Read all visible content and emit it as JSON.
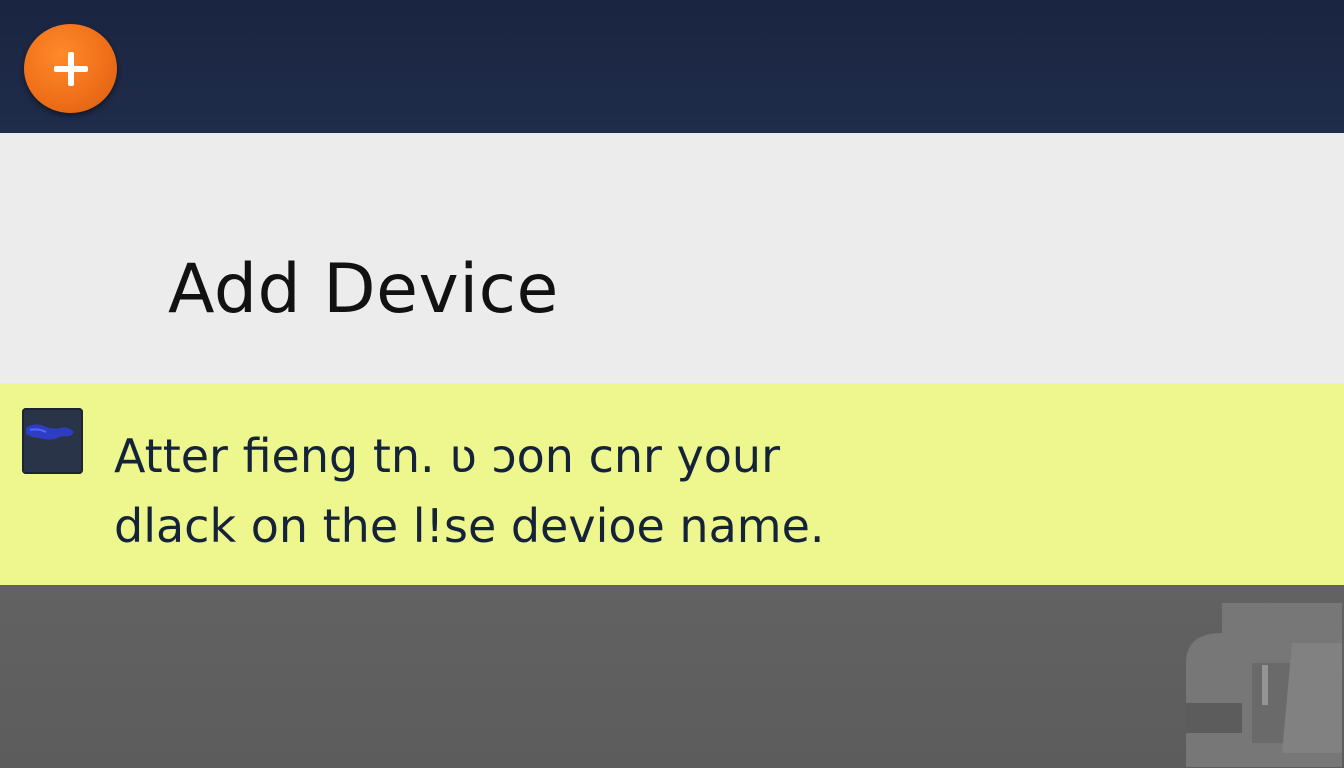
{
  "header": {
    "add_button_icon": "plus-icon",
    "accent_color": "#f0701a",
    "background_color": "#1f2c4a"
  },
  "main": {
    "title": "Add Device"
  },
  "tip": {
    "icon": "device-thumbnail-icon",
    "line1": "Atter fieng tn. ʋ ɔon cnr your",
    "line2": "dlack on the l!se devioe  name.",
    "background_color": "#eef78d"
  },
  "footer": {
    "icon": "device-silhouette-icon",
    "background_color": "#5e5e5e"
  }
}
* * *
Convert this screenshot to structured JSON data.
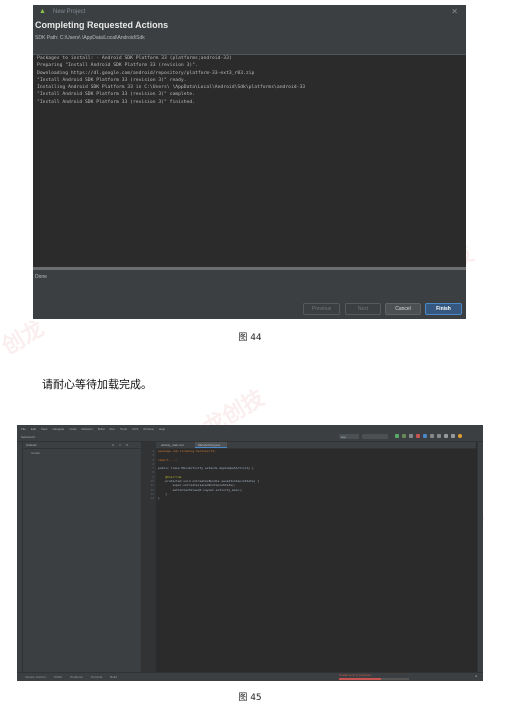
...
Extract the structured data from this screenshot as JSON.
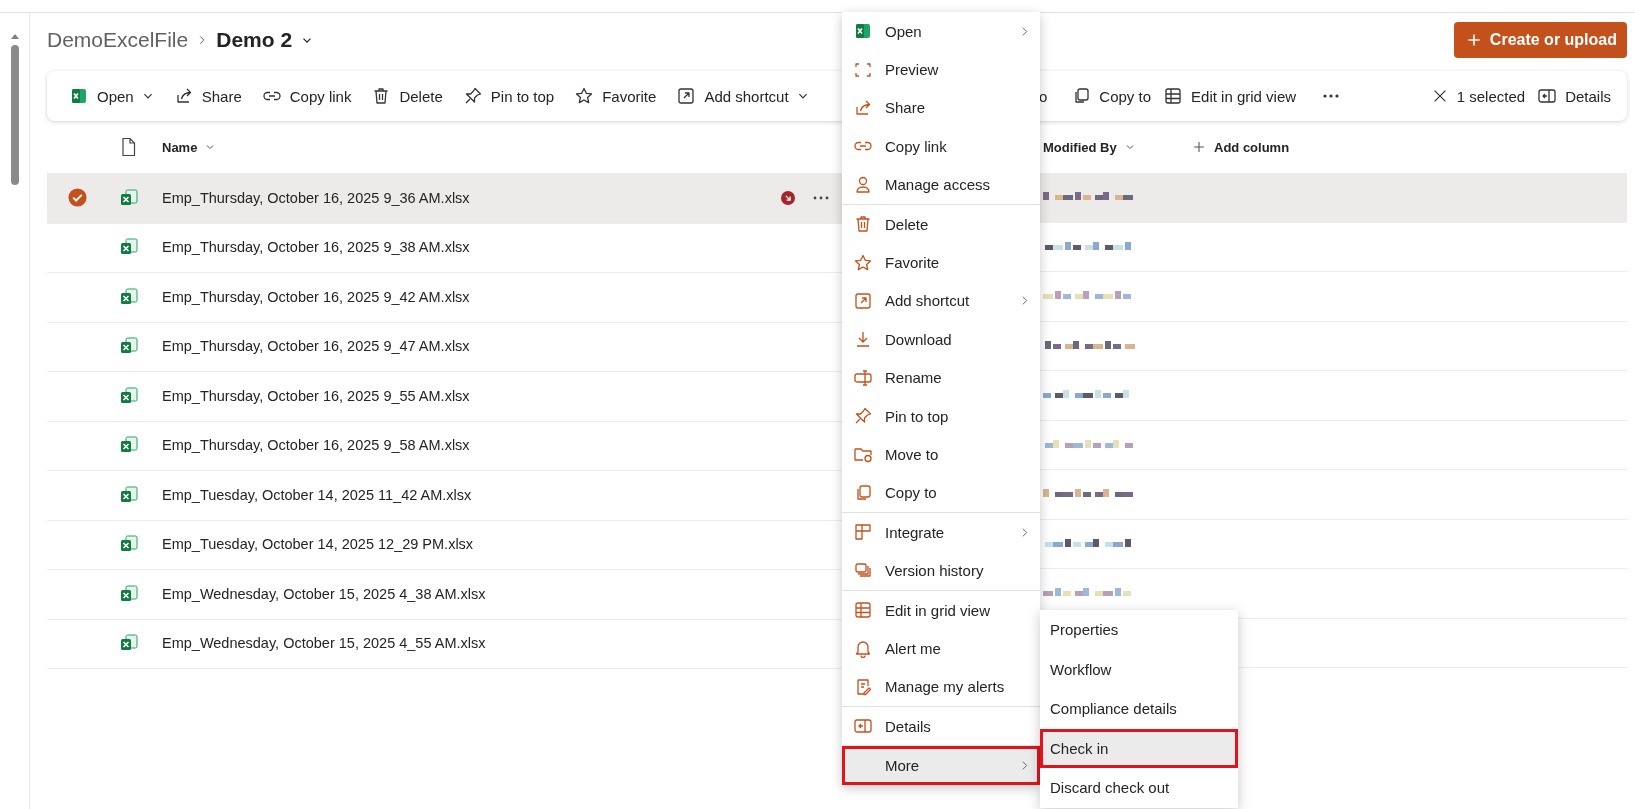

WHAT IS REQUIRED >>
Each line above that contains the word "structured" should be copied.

RESULT BELOW >>
Convert this screenshot to structured JSON data.
Extract the structured data from this screenshot as JSON.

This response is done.